“You’ll be doing so much free work at the start but its about knowing when to stop and put your foot down ‘saying no I’m not going to do anymore for free’. So yer read that book, because there is nothing I could say that would give you any better advice than what she has in that book. It’s a beautifully put together book!”
And lastly what will you take on next, what are your goals for the next year?
“I think I would really like to, regarding my jewelry, shoot a really nice look book. I really want to tie up all the loose ends, I feel like I’ve vaguely got a brand identity together but its not as solid as I’d like it to be. A look book would nail that.”
“Hopefully get stocked in some places, maybe some boutiques and clothing stores. And I’d love to make some rings for… I’m trying to think of dream clients…”
Of course, who is your dream client? Or dream celebrity to wear your jewelry?
“Christine and the Queens! I found out about her last week. She’s incredible. She’s French, and all of her music is really beautiful. She wears tailored suits, and is very androgynous. Also her performances are really interesting. I saw her on Jools Holland, I watched the performance and I was like ‘I want to know everything about you!’”
I love it when you see someone like that!
“But turns out she’s massive in Europe and in America and places like that. And she had some really cool jewelry on, and I thought I would love to make her something. All her stuff is very minimal, she wears very muted colours, with a monochrome look about her. And maybe Alexa Chung!”
“But yes for now its just a hobby, I’m delighted you’ve enjoyed it and that you wanted to find out more. And I’d love to make you a ring for sure!”
After meeting with Christina I’m set on purchasing one of her beautiful rings! I was blown away with how friendly and passionate she was. Clearly talented with an eye for design I look forward to seeing what she does next.
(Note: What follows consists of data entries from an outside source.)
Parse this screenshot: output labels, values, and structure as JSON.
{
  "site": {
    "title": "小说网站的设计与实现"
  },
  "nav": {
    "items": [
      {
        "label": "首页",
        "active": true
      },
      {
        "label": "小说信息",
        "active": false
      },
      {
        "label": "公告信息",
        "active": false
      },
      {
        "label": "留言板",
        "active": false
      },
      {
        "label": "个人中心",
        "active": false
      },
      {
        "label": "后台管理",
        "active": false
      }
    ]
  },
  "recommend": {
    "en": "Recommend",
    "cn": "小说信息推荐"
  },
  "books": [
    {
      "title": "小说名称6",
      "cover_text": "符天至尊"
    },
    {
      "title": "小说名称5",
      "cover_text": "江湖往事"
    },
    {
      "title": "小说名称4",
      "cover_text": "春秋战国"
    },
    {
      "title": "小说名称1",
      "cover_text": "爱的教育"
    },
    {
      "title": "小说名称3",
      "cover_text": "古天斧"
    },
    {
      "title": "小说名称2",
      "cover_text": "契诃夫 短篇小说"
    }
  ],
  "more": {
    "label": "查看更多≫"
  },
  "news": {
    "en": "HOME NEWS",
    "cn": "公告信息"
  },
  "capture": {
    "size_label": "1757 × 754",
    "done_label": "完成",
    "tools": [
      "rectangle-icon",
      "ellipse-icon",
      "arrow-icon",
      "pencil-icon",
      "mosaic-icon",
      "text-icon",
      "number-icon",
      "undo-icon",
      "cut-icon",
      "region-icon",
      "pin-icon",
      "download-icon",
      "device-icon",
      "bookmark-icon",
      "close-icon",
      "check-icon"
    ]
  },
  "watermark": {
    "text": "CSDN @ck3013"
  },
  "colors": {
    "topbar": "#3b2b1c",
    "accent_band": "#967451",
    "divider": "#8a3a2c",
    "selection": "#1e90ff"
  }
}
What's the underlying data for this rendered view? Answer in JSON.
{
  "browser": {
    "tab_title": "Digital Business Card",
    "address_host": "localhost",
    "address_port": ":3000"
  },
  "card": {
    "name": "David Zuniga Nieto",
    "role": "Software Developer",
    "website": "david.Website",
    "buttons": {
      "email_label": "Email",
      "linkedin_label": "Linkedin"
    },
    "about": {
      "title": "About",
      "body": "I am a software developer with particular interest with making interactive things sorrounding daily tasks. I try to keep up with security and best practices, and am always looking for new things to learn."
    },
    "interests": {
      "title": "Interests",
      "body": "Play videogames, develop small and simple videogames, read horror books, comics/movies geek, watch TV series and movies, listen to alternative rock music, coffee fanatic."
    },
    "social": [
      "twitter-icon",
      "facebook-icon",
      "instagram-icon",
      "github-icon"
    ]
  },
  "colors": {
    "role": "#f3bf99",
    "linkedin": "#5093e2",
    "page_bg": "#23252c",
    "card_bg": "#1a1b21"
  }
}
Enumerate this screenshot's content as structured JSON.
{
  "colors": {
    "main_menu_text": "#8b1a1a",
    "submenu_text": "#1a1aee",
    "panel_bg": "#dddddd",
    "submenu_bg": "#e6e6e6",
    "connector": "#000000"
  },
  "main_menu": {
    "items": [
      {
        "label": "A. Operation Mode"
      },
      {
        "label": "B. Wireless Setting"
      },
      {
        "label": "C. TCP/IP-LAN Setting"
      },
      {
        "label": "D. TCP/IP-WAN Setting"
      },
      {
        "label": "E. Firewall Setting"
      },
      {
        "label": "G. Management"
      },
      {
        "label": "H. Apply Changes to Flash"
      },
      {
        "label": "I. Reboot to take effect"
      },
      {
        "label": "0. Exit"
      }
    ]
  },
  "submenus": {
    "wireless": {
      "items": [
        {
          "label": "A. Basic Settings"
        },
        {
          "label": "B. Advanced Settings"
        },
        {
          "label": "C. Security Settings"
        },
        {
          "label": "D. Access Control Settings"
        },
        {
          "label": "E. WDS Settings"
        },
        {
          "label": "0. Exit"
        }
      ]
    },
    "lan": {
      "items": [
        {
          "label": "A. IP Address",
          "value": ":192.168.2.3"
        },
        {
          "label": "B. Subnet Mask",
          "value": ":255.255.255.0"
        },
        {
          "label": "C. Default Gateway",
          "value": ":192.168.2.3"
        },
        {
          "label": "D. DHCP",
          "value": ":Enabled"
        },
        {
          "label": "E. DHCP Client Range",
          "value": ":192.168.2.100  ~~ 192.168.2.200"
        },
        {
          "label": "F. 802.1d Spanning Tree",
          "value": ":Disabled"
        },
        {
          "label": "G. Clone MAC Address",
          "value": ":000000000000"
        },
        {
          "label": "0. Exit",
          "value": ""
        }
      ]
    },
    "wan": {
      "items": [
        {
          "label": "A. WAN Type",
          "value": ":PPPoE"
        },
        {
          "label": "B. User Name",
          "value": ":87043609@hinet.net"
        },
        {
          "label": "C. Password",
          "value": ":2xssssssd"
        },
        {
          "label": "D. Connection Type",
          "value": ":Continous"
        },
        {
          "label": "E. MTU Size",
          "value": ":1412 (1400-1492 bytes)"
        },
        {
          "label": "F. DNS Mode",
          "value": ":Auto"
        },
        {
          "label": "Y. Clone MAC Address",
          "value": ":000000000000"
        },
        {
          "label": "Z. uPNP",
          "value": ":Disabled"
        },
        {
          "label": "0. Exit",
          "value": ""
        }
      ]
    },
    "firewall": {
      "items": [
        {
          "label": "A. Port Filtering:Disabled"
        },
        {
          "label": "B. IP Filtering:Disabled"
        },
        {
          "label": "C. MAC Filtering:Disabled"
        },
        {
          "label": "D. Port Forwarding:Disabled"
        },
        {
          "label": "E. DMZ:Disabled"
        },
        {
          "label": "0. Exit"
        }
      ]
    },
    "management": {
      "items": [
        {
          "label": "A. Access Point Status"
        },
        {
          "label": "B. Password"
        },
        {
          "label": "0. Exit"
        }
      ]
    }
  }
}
And a huge thank you to Christina for letting me pick her brains for the afternoon it was truly great.
Go check out the TriNaNog Insta page: @Tir_Na_Nog_
Have a look at the website: http://www.tirnanogjewellery.com
Thank you for reading
-The lanky giraffe x
PHOTO CREDIT: TIR NA NOG- Christina Bentley